Excerpts from an interface dataset
<<<<

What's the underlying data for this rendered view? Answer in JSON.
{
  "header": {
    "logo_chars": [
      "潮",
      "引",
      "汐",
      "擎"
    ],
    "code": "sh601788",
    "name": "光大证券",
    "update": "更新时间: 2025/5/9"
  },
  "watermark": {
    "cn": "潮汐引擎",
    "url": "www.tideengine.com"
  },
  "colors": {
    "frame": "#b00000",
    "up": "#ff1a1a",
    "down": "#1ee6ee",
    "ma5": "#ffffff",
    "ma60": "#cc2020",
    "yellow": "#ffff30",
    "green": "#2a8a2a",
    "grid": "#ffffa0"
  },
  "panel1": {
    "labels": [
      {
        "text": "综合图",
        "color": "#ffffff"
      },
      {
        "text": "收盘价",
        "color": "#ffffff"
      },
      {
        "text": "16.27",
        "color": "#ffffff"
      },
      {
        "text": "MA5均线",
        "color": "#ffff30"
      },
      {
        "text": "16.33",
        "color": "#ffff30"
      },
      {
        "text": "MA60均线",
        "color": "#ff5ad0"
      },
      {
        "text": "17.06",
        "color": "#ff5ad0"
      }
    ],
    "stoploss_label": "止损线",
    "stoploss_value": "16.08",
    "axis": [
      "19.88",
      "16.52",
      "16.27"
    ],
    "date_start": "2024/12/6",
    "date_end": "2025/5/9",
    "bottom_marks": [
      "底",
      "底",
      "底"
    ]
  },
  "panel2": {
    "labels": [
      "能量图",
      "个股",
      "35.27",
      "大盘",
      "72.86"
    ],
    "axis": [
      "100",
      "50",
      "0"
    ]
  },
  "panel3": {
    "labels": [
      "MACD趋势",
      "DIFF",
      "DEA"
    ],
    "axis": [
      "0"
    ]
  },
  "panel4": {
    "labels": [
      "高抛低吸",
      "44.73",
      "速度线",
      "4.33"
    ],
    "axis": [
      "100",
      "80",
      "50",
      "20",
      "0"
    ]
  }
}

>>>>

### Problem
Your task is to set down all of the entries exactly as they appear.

### Task output
What's the underlying data for this rendered view? Answer in JSON.
{
  "header": {
    "logo_chars": [
      "潮",
      "引",
      "汐",
      "擎"
    ],
    "code": "sh601788",
    "name": "光大证券",
    "update": "更新时间: 2025/5/9"
  },
  "watermark": {
    "cn": "潮汐引擎",
    "url": "www.tideengine.com"
  },
  "colors": {
    "frame": "#b00000",
    "up": "#ff1a1a",
    "down": "#1ee6ee",
    "ma5": "#ffffff",
    "ma60": "#cc2020",
    "yellow": "#ffff30",
    "green": "#2a8a2a",
    "grid": "#ffffa0"
  },
  "panel1": {
    "labels": [
      {
        "text": "综合图",
        "color": "#ffffff"
      },
      {
        "text": "收盘价",
        "color": "#ffffff"
      },
      {
        "text": "16.27",
        "color": "#ffffff"
      },
      {
        "text": "MA5均线",
        "color": "#ffff30"
      },
      {
        "text": "16.33",
        "color": "#ffff30"
      },
      {
        "text": "MA60均线",
        "color": "#ff5ad0"
      },
      {
        "text": "17.06",
        "color": "#ff5ad0"
      }
    ],
    "stoploss_label": "止损线",
    "stoploss_value": "16.08",
    "axis": [
      "19.88",
      "16.52",
      "16.27"
    ],
    "date_start": "2024/12/6",
    "date_end": "2025/5/9",
    "bottom_marks": [
      "底",
      "底",
      "底"
    ]
  },
  "panel2": {
    "labels": [
      "能量图",
      "个股",
      "35.27",
      "大盘",
      "72.86"
    ],
    "axis": [
      "100",
      "50",
      "0"
    ]
  },
  "panel3": {
    "labels": [
      "MACD趋势",
      "DIFF",
      "DEA"
    ],
    "axis": [
      "0"
    ]
  },
  "panel4": {
    "labels": [
      "高抛低吸",
      "44.73",
      "速度线",
      "4.33"
    ],
    "axis": [
      "100",
      "80",
      "50",
      "20",
      "0"
    ]
  }
}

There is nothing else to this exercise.